By Johnny Jackson
Georgia Department of Community Health officials are stressing the importance of incorporating fruits and vegetables into the daily diet as part of the "National Fruits and Veggies - More Matters Month."
While area children are offered balanced meals of proteins, fruits and vegetables at school, it is important that healthy dietary habits are continued outside of school and at home, according to Judith Hogg, the school nutrition director for Henry County Schools.
Hogg said the school nutrition department incorporates various choices of fruits and vegetables daily within the school system, which serves more than 25,000 lunches per day.
Fruit is included on every lunch tray, with a choice of a canned or fresh fruit for students in middle and high schools. She added that salads are available daily, while fruit salads are also available when the fruits are in season.
"Fruits and vegetables are very important," Hogg said. "You can never go wrong by serving your children fruits and vegetables. [And] the more colorful your choices, the healthier they are."
Children and adults can find ways to incorporate fruits and vegetables into their diets, if they are unable to prepare them regularly, said Hogg, adding that smoothies are a source for some vitamins and nutrients, on the run.
However, she said, "I really believe that children need to learn to eat vegetables in their natural state."
Most fruits and vegetables are naturally low in calories and provide essential nutrients and dietary fiber, according to Kimberly Redding, director of the Department of Community Health's Health Promotion and Disease Prevention Programs.
There are several benefits to adding more nutrient- and fiber-rich fruits and veggies to one's diet, officials said, including reducing the risk of chronic disease, diabetes, some cancers and possibly cardiovascular disease, as well as helping to manage weight.
"It is recommended most people consume the minimum of two servings of fruit, and three servings of vegetables per day," Redding said Wednesday, in a written statement.
She cited a report released in September 2009 by the U.S. Centers for Disease Control and Prevention (CDC) -- the "State Indicator Report on Fruits and Vegetables" -- that said that only 14 percent of adults surveyed in the United States consume the national, combined objective of two servings of fruit and three servings of vegetables daily. And that only 13.3 percent of Georgia adults, and 7.9 percent of its adolescents meet the national objective.
The State Indicator Report showed that solely on the recommendation for fruits, 33 percent of adults meet the recommendation, and solely for vegetables, 27 percent get the recommended servings. Thirty-two percent of high school students reported eating at least two servings of fruit daily, and 13 percent reported eating at least three servings of vegetables each day.
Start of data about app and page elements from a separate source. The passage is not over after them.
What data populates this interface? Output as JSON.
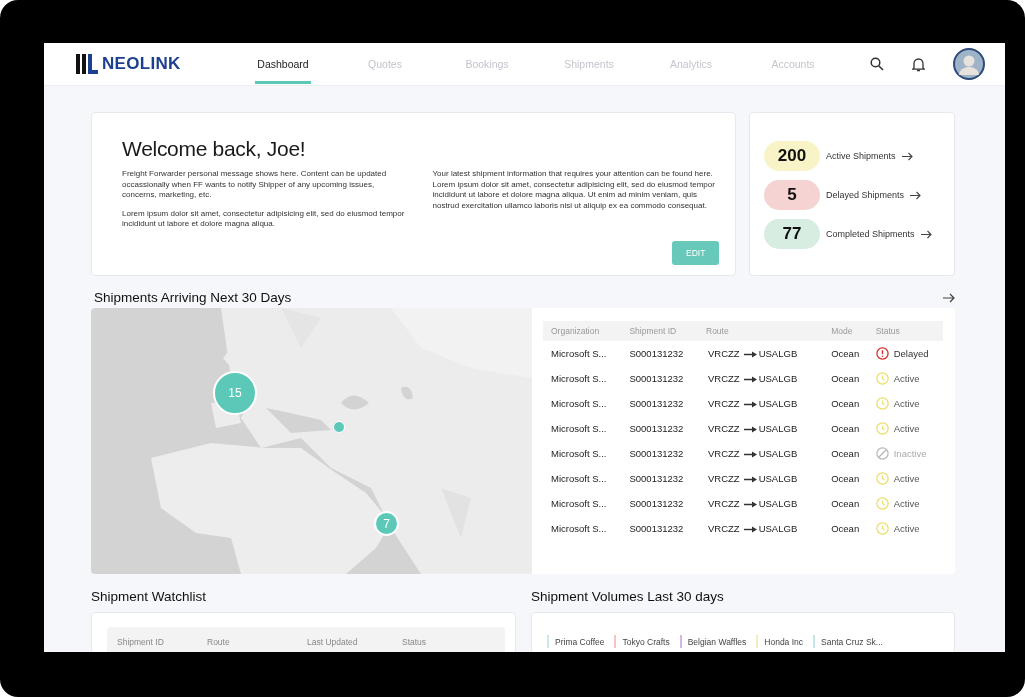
{
  "logo": {
    "text": "NEOLINK"
  },
  "nav": {
    "tabs": [
      {
        "label": "Dashboard",
        "selected": true
      },
      {
        "label": "Quotes",
        "selected": false
      },
      {
        "label": "Bookings",
        "selected": false
      },
      {
        "label": "Shipments",
        "selected": false
      },
      {
        "label": "Analytics",
        "selected": false
      },
      {
        "label": "Accounts",
        "selected": false
      }
    ]
  },
  "welcome": {
    "title": "Welcome back, Joe!",
    "paragraphs_left": [
      "Freight Forwarder personal message shows here. Content can be updated occassionally when FF wants to notify Shipper of any upcoming issues, concerns, marketing, etc.",
      "Lorem ipsum dolor sit amet, consectetur adipisicing elit, sed do eiusmod tempor incididunt ut labore et dolore magna aliqua."
    ],
    "paragraph_right": "Your latest shipment information that requires your attention can be found here. Lorem ipsum dolor sit amet, consectetur adipisicing elit, sed do eiusmod tempor incididunt ut labore et dolore magna aliqua. Ut enim ad minim veniam, quis nostrud exercitation ullamco laboris nisi ut aliquip ex ea commodo consequat.",
    "button": "EDIT"
  },
  "stats": [
    {
      "count": "200",
      "label": "Active Shipments",
      "color": "#f8f4c8"
    },
    {
      "count": "5",
      "label": "Delayed Shipments",
      "color": "#f6d3d3"
    },
    {
      "count": "77",
      "label": "Completed Shipments",
      "color": "#d8ede1"
    }
  ],
  "arrivals": {
    "title": "Shipments Arriving Next 30 Days",
    "map": {
      "markers": [
        {
          "label": "15",
          "kind": "cluster"
        },
        {
          "kind": "point"
        },
        {
          "label": "7",
          "kind": "cluster"
        }
      ]
    },
    "table": {
      "columns": [
        "Organization",
        "Shipment ID",
        "Route",
        "Mode",
        "Status"
      ],
      "rows": [
        {
          "organization": "Microsoft S...",
          "shipment_id": "S000131232",
          "origin": "VRCZZ",
          "destination": "USALGB",
          "mode": "Ocean",
          "status": "Delayed",
          "kind": "delayed"
        },
        {
          "organization": "Microsoft S...",
          "shipment_id": "S000131232",
          "origin": "VRCZZ",
          "destination": "USALGB",
          "mode": "Ocean",
          "status": "Active",
          "kind": "active"
        },
        {
          "organization": "Microsoft S...",
          "shipment_id": "S000131232",
          "origin": "VRCZZ",
          "destination": "USALGB",
          "mode": "Ocean",
          "status": "Active",
          "kind": "active"
        },
        {
          "organization": "Microsoft S...",
          "shipment_id": "S000131232",
          "origin": "VRCZZ",
          "destination": "USALGB",
          "mode": "Ocean",
          "status": "Active",
          "kind": "active"
        },
        {
          "organization": "Microsoft S...",
          "shipment_id": "S000131232",
          "origin": "VRCZZ",
          "destination": "USALGB",
          "mode": "Ocean",
          "status": "Inactive",
          "kind": "inactive"
        },
        {
          "organization": "Microsoft S...",
          "shipment_id": "S000131232",
          "origin": "VRCZZ",
          "destination": "USALGB",
          "mode": "Ocean",
          "status": "Active",
          "kind": "active"
        },
        {
          "organization": "Microsoft S...",
          "shipment_id": "S000131232",
          "origin": "VRCZZ",
          "destination": "USALGB",
          "mode": "Ocean",
          "status": "Active",
          "kind": "active"
        },
        {
          "organization": "Microsoft S...",
          "shipment_id": "S000131232",
          "origin": "VRCZZ",
          "destination": "USALGB",
          "mode": "Ocean",
          "status": "Active",
          "kind": "active"
        }
      ]
    }
  },
  "watchlist": {
    "title": "Shipment Watchlist",
    "columns": [
      "Shipment ID",
      "Route",
      "Last Updated",
      "Status"
    ]
  },
  "volumes": {
    "title": "Shipment Volumes Last 30 days",
    "legend": [
      {
        "label": "Prima Coffee",
        "color": "#cfe8dc"
      },
      {
        "label": "Tokyo Crafts",
        "color": "#f3c4c4"
      },
      {
        "label": "Belgian Waffles",
        "color": "#d6b6e8"
      },
      {
        "label": "Honda Inc",
        "color": "#f5ecc0"
      },
      {
        "label": "Santa Cruz Sk...",
        "color": "#c6e6e6"
      }
    ]
  }
}
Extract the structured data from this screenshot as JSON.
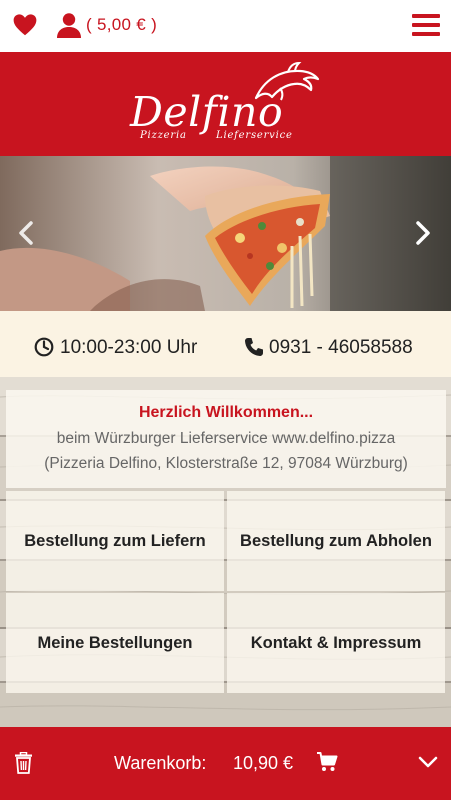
{
  "topbar": {
    "credit_text": "( 5,00 € )",
    "icons": [
      "heart-icon",
      "user-icon",
      "menu-icon"
    ]
  },
  "brand": {
    "name": "Delfino",
    "subtitle_left": "Pizzeria",
    "subtitle_right": "Lieferservice",
    "logo_icon": "dolphin-icon"
  },
  "hero": {
    "prev_icon": "chevron-left-icon",
    "next_icon": "chevron-right-icon"
  },
  "info": {
    "hours": "10:00-23:00 Uhr",
    "phone": "0931 - 46058588",
    "icons": [
      "clock-icon",
      "phone-icon"
    ]
  },
  "welcome": {
    "title": "Herzlich Willkommen...",
    "line1": "beim Würzburger Lieferservice www.delfino.pizza",
    "line2": "(Pizzeria Delfino, Klosterstraße 12, 97084 Würzburg)"
  },
  "tiles": [
    {
      "label": "Bestellung zum Liefern"
    },
    {
      "label": "Bestellung zum Abholen"
    },
    {
      "label": "Meine Bestellungen"
    },
    {
      "label": "Kontakt & Impressum"
    }
  ],
  "cart": {
    "label": "Warenkorb:",
    "total": "10,90 €",
    "icons": [
      "trash-icon",
      "cart-icon",
      "chevron-down-icon"
    ]
  },
  "colors": {
    "brand_red": "#c8141f",
    "cream": "#fbf3e3",
    "text_dark": "#222222",
    "text_grey": "#666666"
  }
}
The report points out that "schools are in a unique position to influence and promote fruit and vegetable intake among youth, school staff, parents, and other community members."
For more information, visit the CDC's "Fruits and Veggies Matter" web site at www.fruitsandveggiesmatter.gov.